The count of lines with the string "stamp" in the material is all that should be returned.
"""
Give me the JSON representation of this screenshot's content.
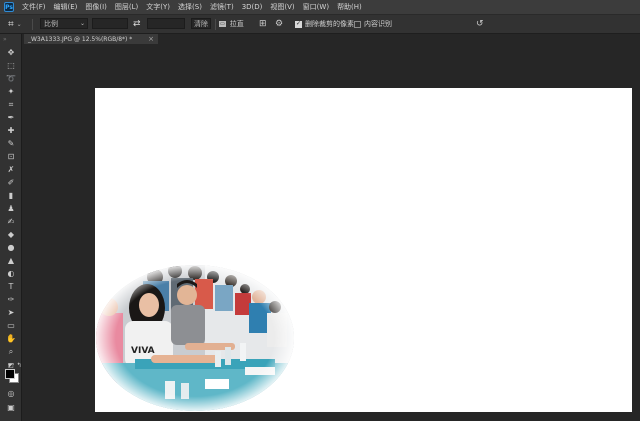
{
  "app": {
    "logo_text": "Ps"
  },
  "menu": [
    "文件(F)",
    "编辑(E)",
    "图像(I)",
    "图层(L)",
    "文字(Y)",
    "选择(S)",
    "滤镜(T)",
    "3D(D)",
    "视图(V)",
    "窗口(W)",
    "帮助(H)"
  ],
  "options": {
    "ratio_label": "比例",
    "clear_label": "清除",
    "straighten_label": "拉直",
    "delete_cropped": {
      "label": "删除裁剪的像素",
      "checked": true
    },
    "content_aware": {
      "label": "内容识别",
      "checked": false
    }
  },
  "document": {
    "tab_title": "_W3A1333.JPG @ 12.5%(RGB/8*) *",
    "close_glyph": "×"
  },
  "toolbar": {
    "tools": [
      {
        "name": "move-tool",
        "glyph": "✥"
      },
      {
        "name": "marquee-tool",
        "glyph": "⬚"
      },
      {
        "name": "lasso-tool",
        "glyph": "➰"
      },
      {
        "name": "magic-wand-tool",
        "glyph": "✦"
      },
      {
        "name": "crop-tool",
        "glyph": "⌗"
      },
      {
        "name": "eyedropper-tool",
        "glyph": "✒"
      },
      {
        "name": "healing-brush-tool",
        "glyph": "✚"
      },
      {
        "name": "brush-tool",
        "glyph": "✎"
      },
      {
        "name": "stamp-tool",
        "glyph": "⊡"
      },
      {
        "name": "history-brush-tool",
        "glyph": "✗"
      },
      {
        "name": "eraser-tool",
        "glyph": "✐"
      },
      {
        "name": "gradient-tool",
        "glyph": "▮"
      },
      {
        "name": "stamp-solid-tool",
        "glyph": "♟"
      },
      {
        "name": "mixer-brush-tool",
        "glyph": "✍"
      },
      {
        "name": "paint-bucket-tool",
        "glyph": "◆"
      },
      {
        "name": "blur-tool",
        "glyph": "●"
      },
      {
        "name": "sharpen-tool",
        "glyph": "▲"
      },
      {
        "name": "dodge-tool",
        "glyph": "◐"
      },
      {
        "name": "type-tool",
        "glyph": "T"
      },
      {
        "name": "pen-tool",
        "glyph": "✑"
      },
      {
        "name": "path-selection-tool",
        "glyph": "➤"
      },
      {
        "name": "rectangle-tool",
        "glyph": "▭"
      },
      {
        "name": "hand-tool",
        "glyph": "✋"
      },
      {
        "name": "zoom-tool",
        "glyph": "⌕"
      },
      {
        "name": "more-tools",
        "glyph": "···"
      }
    ],
    "bottom": [
      {
        "name": "quick-mask-icon",
        "glyph": "◎"
      },
      {
        "name": "screen-mode-icon",
        "glyph": "▣"
      }
    ]
  },
  "colors": {
    "foreground": "#000000",
    "background": "#ffffff",
    "canvas": "#ffffff",
    "workspace": "#262626"
  }
}
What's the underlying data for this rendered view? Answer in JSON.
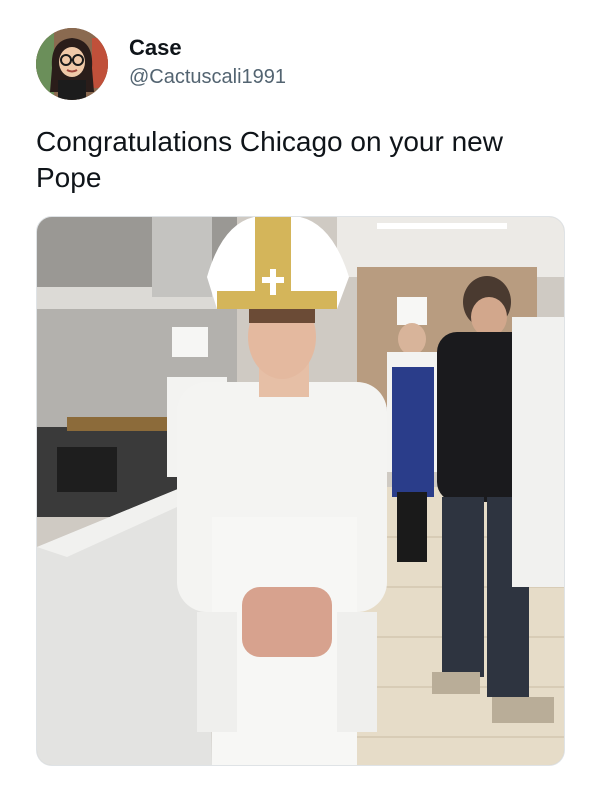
{
  "user": {
    "display_name": "Case",
    "handle": "@Cactuscali1991",
    "avatar_icon": "cartoon-avatar-icon"
  },
  "tweet": {
    "text": "Congratulations Chicago on your new Pope"
  },
  "media": {
    "type": "photo",
    "icon": "photo-icon"
  },
  "colors": {
    "text": "#0f1419",
    "secondary": "#536471",
    "background": "#ffffff"
  }
}
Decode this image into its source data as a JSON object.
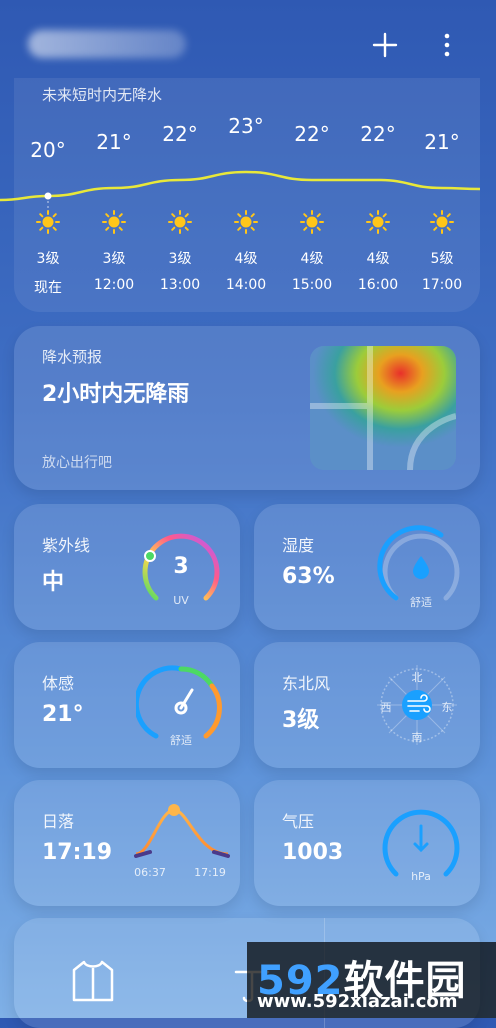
{
  "header": {
    "add_icon": "plus-icon",
    "more_icon": "more-vertical-icon"
  },
  "hourly": {
    "title": "未来短时内无降水",
    "points": [
      {
        "temp": "20°",
        "wind": "3级",
        "time": "现在",
        "t": 20
      },
      {
        "temp": "21°",
        "wind": "3级",
        "time": "12:00",
        "t": 21
      },
      {
        "temp": "22°",
        "wind": "3级",
        "time": "13:00",
        "t": 22
      },
      {
        "temp": "23°",
        "wind": "4级",
        "time": "14:00",
        "t": 23
      },
      {
        "temp": "22°",
        "wind": "4级",
        "time": "15:00",
        "t": 22
      },
      {
        "temp": "22°",
        "wind": "4级",
        "time": "16:00",
        "t": 22
      },
      {
        "temp": "21°",
        "wind": "5级",
        "time": "17:00",
        "t": 21
      }
    ],
    "line_color": "#e8e83a"
  },
  "precip": {
    "title": "降水预报",
    "main": "2小时内无降雨",
    "sub": "放心出行吧"
  },
  "uv": {
    "label": "紫外线",
    "value": "中",
    "index": "3",
    "unit": "UV"
  },
  "humidity": {
    "label": "湿度",
    "value": "63%",
    "status": "舒适",
    "percent": 63
  },
  "feels": {
    "label": "体感",
    "value": "21°",
    "status": "舒适"
  },
  "wind": {
    "label": "东北风",
    "value": "3级",
    "north": "北",
    "south": "南",
    "east": "东",
    "west": "西"
  },
  "sunset": {
    "label": "日落",
    "value": "17:19",
    "sunrise_time": "06:37",
    "sunset_time": "17:19"
  },
  "pressure": {
    "label": "气压",
    "value": "1003",
    "unit": "hPa"
  },
  "bottom": {
    "icons": [
      "jacket-icon",
      "umbrella-icon"
    ]
  },
  "watermark": {
    "num": "592",
    "text": "软件园",
    "url": "www.592xiazai.com"
  }
}
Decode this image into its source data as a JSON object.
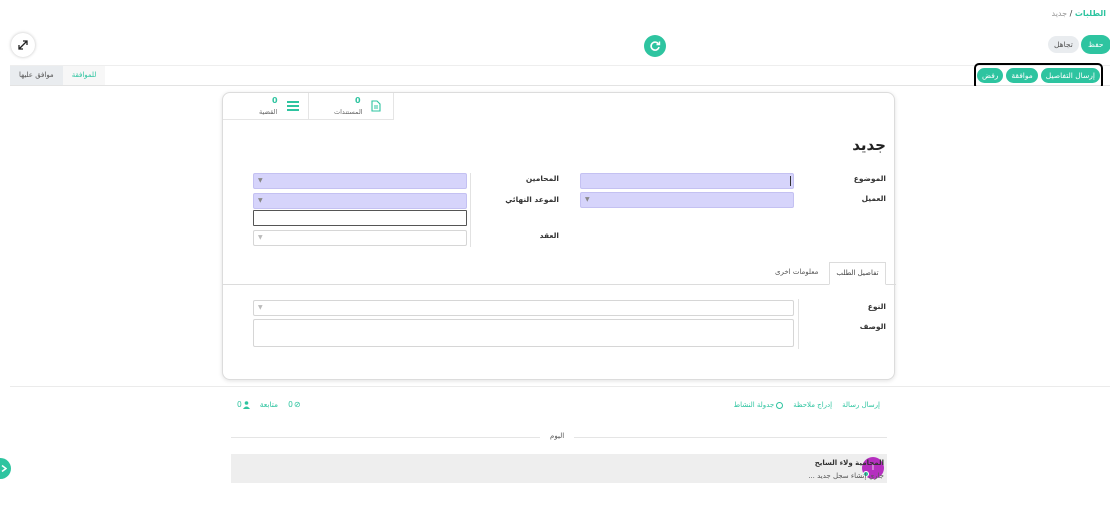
{
  "breadcrumb": {
    "parent": "الطلبات",
    "separator": "/",
    "current": "جديد"
  },
  "toolbar": {
    "save_label": "حفظ",
    "discard_label": "تجاهل"
  },
  "actions": {
    "send_details": "إرسال التفاصيل",
    "approve": "موافقة",
    "reject": "رفض"
  },
  "status": {
    "pending": "للموافقة",
    "approved": "موافق عليها"
  },
  "smart_buttons": [
    {
      "count": "0",
      "label": "المستندات"
    },
    {
      "count": "0",
      "label": "القضية"
    }
  ],
  "form": {
    "title": "جديد",
    "subject_label": "الموضوع",
    "client_label": "العميل",
    "lawyers_label": "المحامين",
    "deadline_label": "الموعد النهائي",
    "contract_label": "العقد"
  },
  "tabs": {
    "request_details": "تفاصيل الطلب",
    "other_info": "معلومات اخرى"
  },
  "details": {
    "type_label": "النوع",
    "description_label": "الوصف"
  },
  "chatter": {
    "send_message": "إرسال رسالة",
    "log_note": "إدراج ملاحظة",
    "schedule_activity": "جدولة النشاط",
    "attachments_count": "0",
    "follow_label": "متابعة",
    "followers_count": "0",
    "today_label": "اليوم",
    "message_author": "المحامية ولاء السايح",
    "message_body": "جاري إنشاء سجل جديد ...",
    "avatar_letter": "ا"
  },
  "colors": {
    "accent": "#2ec4a0",
    "required_field": "#d6d4fb",
    "avatar": "#b52fbf"
  }
}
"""
WRITTEN RESPONSE: 2